We followed our tour and tasting at Ladera with some food and World Cup final action at the Silverado Brewing Company, a great place in Calistoga to grab a beer if you get sick of wine.
Since the World Cup was going on at the time of our appointment, I called Schramsberg to try to reschedule our tour and tasting, and though they were busy, they very kindly rearranged it for us.
Everything about our visit to Schramsberg, from their help on the phone, to the check-in at the winery, to the tour and tasting, was perfect.
After pulling up a long, woodsy driveway, we arrived at Schramsberg’s parking area and proceeded to check in. While we waited in the hot Napa sun for our tour to begin, I spotted pollywogs in the pond out front.
Soon, our tour guide was bringing us up to the entrance of the original Schramsberg cave and sharing with us the rich history of the winery.
There is so much information to tell, and if you are interested I suggest checking out Schramsberg’s website.
Among the very interesting things we learned was that Robert Louis Stevenson, famed writer, and the man some say is a distant cousin of mine, spent his honeymoon on the property. I just had to share his thoughts about the visit at the home of Mr. Jacob Schram:
“Mr. Schram’s, on the other hand, is the oldest vineyard in the valley, eighteen years old I think; yet he began a penniless barber, and even after he had broken ground up here with his black malvoisies, continued for long to tramp the valley with his razor. Now, his place is the picture of prosperity: stuffed birds on the verandah, cellars far dug into the hillside, and resting on pillars like a bandit’s cave: all trimness, varnish, flowers, and sunshine, among the tangled wildwood. Stout, smiling Mrs. Schram, who has been to Europe and apparently all about the States for pleasure, entertained Fanny in the verandah, while I was tasting wines in the cellar. To Mr. Schram this was a solemn office; his serious gusto warmed my heart; prosperity had not yet wholly banished a certain neophyte and girlish trepidation, and he followed every sip and read my face with proud anxiety. I tasted all. I tasted every variety and shade of Schramberger, red and white Schramberger, Burgundy Schramberger, Schramberger Hock, Schramberger Golden Chasselas, the latter with a notable bouquet, and I fear to think how many more. Much of it goes to London – most, I think; and Mr. Schram has a great notion of the English taste. (Source)

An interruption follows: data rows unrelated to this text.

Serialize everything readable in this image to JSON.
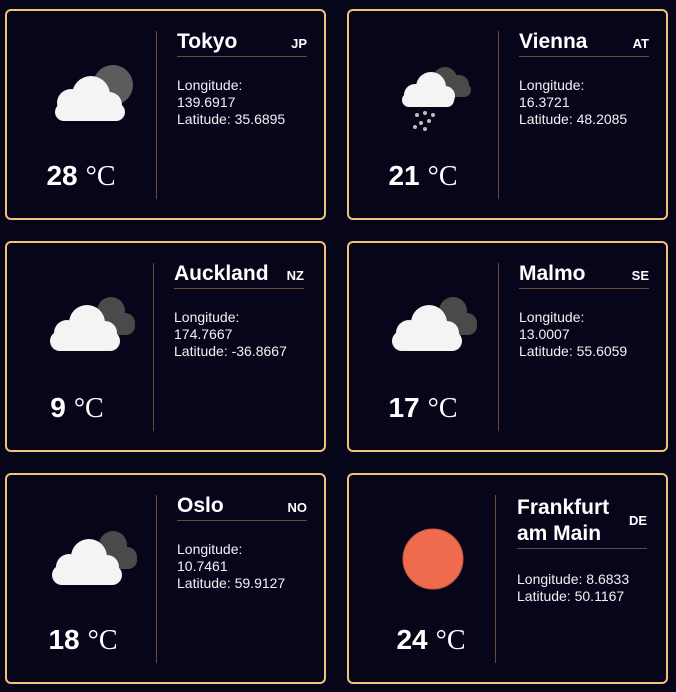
{
  "labels": {
    "longitude_prefix": "Longitude: ",
    "latitude_prefix": "Latitude: ",
    "unit": "°C"
  },
  "cards": [
    {
      "city": "Tokyo",
      "country": "JP",
      "temp": "28",
      "longitude": "139.6917",
      "latitude": "35.6895",
      "icon": "cloud-moon-icon"
    },
    {
      "city": "Vienna",
      "country": "AT",
      "temp": "21",
      "longitude": "16.3721",
      "latitude": "48.2085",
      "icon": "rain-cloud-icon"
    },
    {
      "city": "Auckland",
      "country": "NZ",
      "temp": "9",
      "longitude": "174.7667",
      "latitude": "-36.8667",
      "icon": "clouds-icon"
    },
    {
      "city": "Malmo",
      "country": "SE",
      "temp": "17",
      "longitude": "13.0007",
      "latitude": "55.6059",
      "icon": "clouds-icon"
    },
    {
      "city": "Oslo",
      "country": "NO",
      "temp": "18",
      "longitude": "10.7461",
      "latitude": "59.9127",
      "icon": "clouds-icon"
    },
    {
      "city": "Frankfurt am Main",
      "country": "DE",
      "temp": "24",
      "longitude": "8.6833",
      "latitude": "50.1167",
      "icon": "sun-icon"
    }
  ],
  "colors": {
    "card_border": "#f0c27a",
    "background": "#06051a",
    "sun": "#ee6c4d",
    "cloud_front": "#f4f4f4",
    "cloud_back": "#4a4a4a",
    "moon": "#5c5c5c"
  }
}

Schramsberg has seen its share of historical events, and the entire timeline can be found here. It is currently owned by Hugh Davies, son of Jack and Jamie Davies, the couple who took over and brought the winery back to life in the mid-60’s.
Once we were given some fun historical information, it was time to enter the mile or so of underground caves, a space that while cool, was also very humid. Our guide pointed out the ceilings which were covered in a natural moss from the humidity inside the caves. You can see it hanging down in the photo below.
He also warned us that there were rows of sparkling wine bottles covered in plastic sheeting and that we were not to remove the sheets or to touch them at all. They are there to protect visitors and workers if by some chance the pressure inside the bottles from fermentation becomes so great that they explode. It happens.
During the tour, our guide talked to us about their sparkling wine and how it is made. Jack and Jamie Davies were California pioneers in sparkling wine made in the Méthode Champenoise, that is the same way Champagne is made, only you can not call it Champagne because it is not from that region.
He also told us how Jamie Davies won back these wooden casks (that originally belonged to the Schram family) in a poker game when she had never before played poker.
And he showed us how the bottles are “riddled”, a process invented by the Widow Clicquot (sound familiar?;)). The intent of the process is to shake loose any sediment from the fermentation process so that it is freed from the sides of the bottle and sinks to the bottom. In many places, this process is done by machine, but at Schramsberg it is done by expert human hands, making their wine that much more labor intensive and special.
After a captivating tour, it was time for a tasting. We were seated in a lovely room and walked through a variety of sparkling wines and a couple of still wines.
It turns out our tour guide was from the Boston area, had lived in Dorchester, and had worked for the same moving company that my husband worked for in college. Small world when you are married to an Irishman. . .
Schramsberg wines have been served at White House functions for decades, so I wasn’t concerned that I wouldn’t like them. I could write an entire post on Schramsberg’s wines, and perhaps I should, as they each have such personality that they deserve the spotlight on their own.
Really though, a mile or so of underground space filled with bubbly, an elegant tasting room, a friendly, gregarious, and incredibly intelligent tour guide. . . can you go wrong in such a situation?
Truly, as The New York Times reported, Schramsberg’s sparkling wines are sparkle to make a French nose twitch. The property is gorgeous, rich in history, and produces some of the best quality sparkling wines I have ever tasted.
Add Schramsberg to my list of repeat visit wineries. It is spectacular.
If you could live in any time in history what would it be? Being on a property such as Schramsberg’s made me envision Napa Valley over a hundred years ago, and it seems so romantic and unsettled!